In Germany, more than two million animals were used in animal experiments last year, and nearly 740,000 animals were killed for scientific purposes, as reported by the German newspaper Neue Osnabrücker Zeitung.
The most commonly used animals are mice: 1.37 million, followed by 255,000 rats and 240,000 fish. In addition, reportedly, 3,300 dogs and 718 cats were used in experiments. Although the government has vowed to restrict animal testing, the number of monkeys used as experimental animals increased to 3,472, compared to 2,462 in 2016, according to the Federal Ministry of Food and Agriculture (BMEL).
Germany comes second after the U.K. in the highest rate of animal testing among European Union countries. The European Commission has accused Merkel's government of not adapting German law enough to curtail the practice.
Julia Klöckner, a heavyweight in the Christian Democratic Union (CDU) party, stated that alternatives to experimental research on animals would be further examined. German Chancellor Angela Merkel's government was accused by the European Commission for not adapting German law to limit such practices on animals. Meanwhile, Greens parliamentarian Green Künast, the animal welfare spokeswoman for her group, said: "We now need a clear exit strategy."

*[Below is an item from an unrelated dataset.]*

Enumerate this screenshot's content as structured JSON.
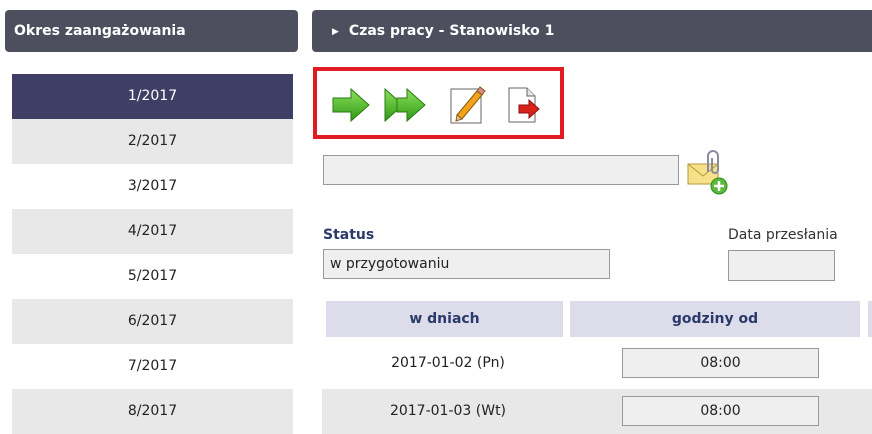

According to the federal government, 50 percent of the animals were used in basic research. Another 15 percent were used by scientists directly for research into diseases in humans and animals.